Lufthansa Technik said it is readying its Hamburg engine center for future growth by investing in new technologies in its engine services division.
The German aftermarket provider said around €7 million ($8.6 million) has been invested in a new competence center specializing in engine case repair work along with an X-ray facility for a broad range of engine components.
Lufthansa Technik said new tools and equipment will form the basis of its new repair procedures in Hamburg. Over time, it believes there is room for the variety of engine types overhauled at the facility to increase. Lufthansa Technik also said the engine division assumes orders for the component services will double over the next three years.
For the X-ray center, Lufthansa Technik said it will be able to screen the flexibility of components in both digital and analog form. This will range from small engine blades up to future engine cases with a diameter of 3.5 meters, it said. The MRO already has plans to further extend capacity at the X-ray center with construction earmarked to begin in 2019.

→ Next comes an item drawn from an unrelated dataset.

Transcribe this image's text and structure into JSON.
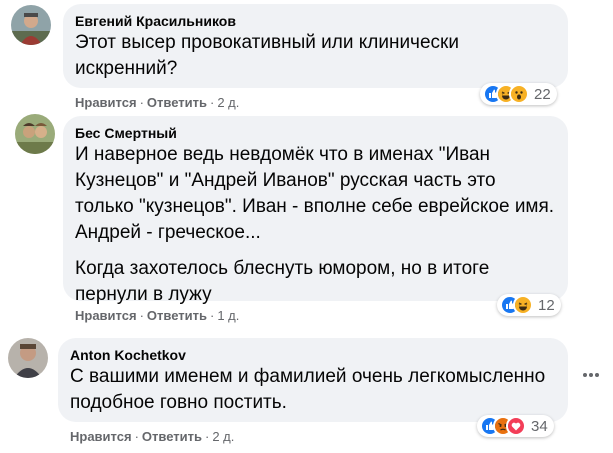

“Our new center of excellence bundles the competence needed for around 450 repair procedures, some of which are very complex,” said Marcel Rose, head of the competence center in the engine services division at Lufthansa Technik. “With our employees' know-how and the tools and equipment we now have available, we have created a foundation to meet the highest quality standards even for future engine types.”
The investment announcements follow the readying of its Hamburg facility for the arrival of the new CFM International LEAP-1A and -1B, which will power the Airbus A320neo and the Boeing 737 MAX respectively. Lufthansa Technik confirmed in December 2017 that the narrowbody successor to the CFM56 family engines is expected to enter its main base from next year.
Other engine activities outside of Hamburg include Lufthansa Technik partnering up with fellow German company MTU Aero Engines for overhaul and repair services on Pratt & Whitney's PW1000G-series geared turbofan engines. Engine Maintenance Europe, known as EME Aero for short, will begin operating in Poland from 2020.
Another engine overhaul JV in Poland will be with GE Aviation, focusing on the GEnx-2B used on Boeing 747-8 aircraft and the next-generation GE9X variant for the Boeing 777X. The facility in the south west of the country is currently under construction and scheduled to commence operating in September 2018.